Great change can come out of the simplest conversations. For instance when Guy Metcalf, former publisher of the area’s first newspaper, commented to Louis Burkhardt, West Palm Beach business owner, that he thought Dade County was too big, and that “we ought to have a county of our own,” Burkhardt agreed and proceeded to gather a group of like-minded men who wanted to whittle a new county from the old. The group called themselves the County Division Movement and they elected eight men to oversee the division. This executive committee included Burkhardt, Dr. Henry C. Hood, second medical doctor on the lake; William I. Metcalf, lawyer and father to Guy; Richard J. Chillingworth, former Dade County sheriff and past West Palm Beach mayor; and Max Sirkin, Marion E. Guber, A.P. Anthony, and John C. Stowers, all West Palm Beach business owners. The gentlemen made it very clear from the beginning that they were not seeking any public office at the county level (many of them served in city government), nor were they creating a fuss because the south end of the county wanted to stay “dry” on the alcohol issue while the north wanted to stay “wet.” The County Division Movement’s complaint was that while northern Dade County paid 60% of the taxes, it did not receive its fair share of those monies. The northern end of the county was in desperate need of better roads and schools.

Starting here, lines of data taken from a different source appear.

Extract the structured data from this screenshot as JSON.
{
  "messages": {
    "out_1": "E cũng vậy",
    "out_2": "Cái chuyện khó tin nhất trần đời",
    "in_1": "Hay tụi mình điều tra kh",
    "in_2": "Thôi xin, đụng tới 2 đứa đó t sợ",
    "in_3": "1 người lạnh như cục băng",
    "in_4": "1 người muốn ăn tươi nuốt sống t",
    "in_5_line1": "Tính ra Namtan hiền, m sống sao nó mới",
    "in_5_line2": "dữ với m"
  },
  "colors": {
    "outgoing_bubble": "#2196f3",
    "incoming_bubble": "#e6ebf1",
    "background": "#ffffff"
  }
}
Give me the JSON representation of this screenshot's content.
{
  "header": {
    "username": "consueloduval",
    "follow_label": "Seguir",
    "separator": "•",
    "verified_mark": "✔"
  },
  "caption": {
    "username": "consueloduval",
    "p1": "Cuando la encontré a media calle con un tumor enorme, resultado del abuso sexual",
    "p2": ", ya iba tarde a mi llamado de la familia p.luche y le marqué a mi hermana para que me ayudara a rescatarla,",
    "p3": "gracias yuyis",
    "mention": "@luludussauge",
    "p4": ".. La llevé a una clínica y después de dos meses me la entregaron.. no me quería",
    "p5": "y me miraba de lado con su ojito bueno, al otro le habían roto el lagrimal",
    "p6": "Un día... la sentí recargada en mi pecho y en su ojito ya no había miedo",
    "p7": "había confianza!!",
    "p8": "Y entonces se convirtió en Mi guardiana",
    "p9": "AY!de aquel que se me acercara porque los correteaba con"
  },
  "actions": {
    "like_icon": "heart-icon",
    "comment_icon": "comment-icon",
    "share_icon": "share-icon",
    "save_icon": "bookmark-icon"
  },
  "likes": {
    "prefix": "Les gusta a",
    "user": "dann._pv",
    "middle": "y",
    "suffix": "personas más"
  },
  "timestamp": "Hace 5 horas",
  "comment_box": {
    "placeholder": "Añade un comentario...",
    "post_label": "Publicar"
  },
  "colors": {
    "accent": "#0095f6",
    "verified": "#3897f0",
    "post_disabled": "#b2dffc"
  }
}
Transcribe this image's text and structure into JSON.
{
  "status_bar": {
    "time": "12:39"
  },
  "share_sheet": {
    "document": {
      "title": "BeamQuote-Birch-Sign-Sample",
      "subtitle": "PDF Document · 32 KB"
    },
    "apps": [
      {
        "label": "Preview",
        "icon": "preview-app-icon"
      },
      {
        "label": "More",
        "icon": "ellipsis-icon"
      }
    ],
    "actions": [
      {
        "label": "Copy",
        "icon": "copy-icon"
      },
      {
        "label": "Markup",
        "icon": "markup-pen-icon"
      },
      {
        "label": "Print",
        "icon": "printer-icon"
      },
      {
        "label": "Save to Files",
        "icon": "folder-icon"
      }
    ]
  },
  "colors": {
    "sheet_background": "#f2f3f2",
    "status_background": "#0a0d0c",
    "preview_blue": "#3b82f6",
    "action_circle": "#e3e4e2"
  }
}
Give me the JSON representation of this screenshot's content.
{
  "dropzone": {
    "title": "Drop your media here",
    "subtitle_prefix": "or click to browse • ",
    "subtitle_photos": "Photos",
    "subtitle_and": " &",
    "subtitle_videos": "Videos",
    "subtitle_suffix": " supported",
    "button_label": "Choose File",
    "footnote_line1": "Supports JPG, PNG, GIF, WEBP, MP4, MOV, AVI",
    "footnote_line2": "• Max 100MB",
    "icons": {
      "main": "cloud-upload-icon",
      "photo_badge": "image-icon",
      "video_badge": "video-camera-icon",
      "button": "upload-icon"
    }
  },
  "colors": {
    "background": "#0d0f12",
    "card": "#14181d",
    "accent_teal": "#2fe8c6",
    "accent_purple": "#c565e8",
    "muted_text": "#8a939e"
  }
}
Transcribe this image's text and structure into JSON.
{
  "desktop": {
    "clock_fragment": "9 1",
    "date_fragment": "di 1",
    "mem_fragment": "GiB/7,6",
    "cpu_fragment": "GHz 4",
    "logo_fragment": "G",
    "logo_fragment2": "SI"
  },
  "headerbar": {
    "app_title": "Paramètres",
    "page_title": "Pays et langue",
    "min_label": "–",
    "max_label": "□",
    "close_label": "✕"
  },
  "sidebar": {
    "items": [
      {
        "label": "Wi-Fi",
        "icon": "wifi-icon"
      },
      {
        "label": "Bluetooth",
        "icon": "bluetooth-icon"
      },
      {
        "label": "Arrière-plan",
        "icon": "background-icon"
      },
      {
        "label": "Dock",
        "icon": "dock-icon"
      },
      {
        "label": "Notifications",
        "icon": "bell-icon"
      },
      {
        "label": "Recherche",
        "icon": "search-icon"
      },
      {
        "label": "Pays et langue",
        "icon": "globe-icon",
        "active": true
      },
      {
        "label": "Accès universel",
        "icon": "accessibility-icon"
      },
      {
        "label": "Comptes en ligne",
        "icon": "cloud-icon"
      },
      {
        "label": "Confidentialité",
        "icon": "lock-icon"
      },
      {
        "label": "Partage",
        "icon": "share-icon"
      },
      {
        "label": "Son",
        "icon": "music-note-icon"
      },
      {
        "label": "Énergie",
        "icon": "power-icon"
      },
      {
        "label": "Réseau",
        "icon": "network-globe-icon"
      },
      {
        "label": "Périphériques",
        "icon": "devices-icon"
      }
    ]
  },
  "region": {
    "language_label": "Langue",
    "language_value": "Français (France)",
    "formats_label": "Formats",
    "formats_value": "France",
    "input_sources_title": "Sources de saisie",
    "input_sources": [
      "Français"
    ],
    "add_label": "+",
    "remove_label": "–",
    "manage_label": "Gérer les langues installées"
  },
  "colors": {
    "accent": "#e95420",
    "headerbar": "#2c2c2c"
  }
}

The first attempt at separation occurred in April 1907, and while the measure passed in the state senate, it failed in the State House of Representatives. Since the Florida legislature only met every two years, the County Division Movement had time to prepare for the next meeting in 1909. Their first job was to find a candidate who would support their petition in the state house of representatives. They found George O. Butler, a man who would eventually be called the Father of Palm Beach County. Although he had been born in New Hampshire, Butler grew up in Dade County and had worked as a surveyor and as the county’s tax assessor. Both positions had allowed George to travel extensively throughout the county and consequently, he knew it well. He also agreed that Dade County was too big. During his campaign for state representative from Dade County, he boldly stated that his number one priority if elected was to push for the creation of Palm Beach County. Butler and the newly elected state senator from Dade County, Frederick M. Hudson, worked to push the bill through the state legislature. They succeeded and on April 30, 1909, Gilchrist signed the Document making Palm Beach County official as of July 1st of that year.
County officials planned to celebrate the big event in conjunction with the 4th of July activities. Since the holiday was a Sunday that year, the party was held on the 5th. The all-day celebration included baseball games, track and field events, barbecue lunch for all, and fireworks followed by a Firemen’s Ball. A brass band met all the trains bringing the celebrants into town. The West Palm Beach baseball team lost both matches of the day—the first to the Miami team, the second to Ft. Pierce. The tug-of-war was canceled. But by all reports, everyone enjoyed themselves. The fireworks display was larger and more stupendous than ever seen in West Palm Beach up to that time and the Firemen’s Ball at the station house on Datura and Poinsettia Streets was the icing on the cake of a perfect day.
George O. Butler’s life in the public office did not end with his success in pushing for Palm Beach County. He successfully ran again for the Florida legislature in 1910—this time as a representative of Palm Beach County—where he supported the separation of Pinellas County from Hillsborough. He continued in politics at the local level after that. First as Circuit Court Clerk (1913-1920 and again 1933-1940)—where he successfully helped create the15th Judicial Circuit and as a West Palm Beach city commissioner from 1927- 1933. When he wasn’t working for the public, he was an engineer with the firm of Butler, Barnett, & Taylor. The company surveying and grading on road projects such as Conner’s Highway— the first toll road from West Palm Beach to Okeechobee— and the road that eventually became Southern Boulevard.
The first county officials were: Commissioners W. H. DaCamara, C. W. McPherson, R. H. Rousseau, H. J. Niblack, and E. F. Bowers; H. E. Stypmann, Tax Collector; Fred E. Fenno, Circuit Court Clerk; JamesM. Owens Sr., Tax Assessor; George B. Baker, Sheriff; T. M. Rickards, Jr., County Judge; C.C. Chillingworth, County Attorney; J. C. Harris, School Superintendent; and J. L. Grier, Supervisor of Registration.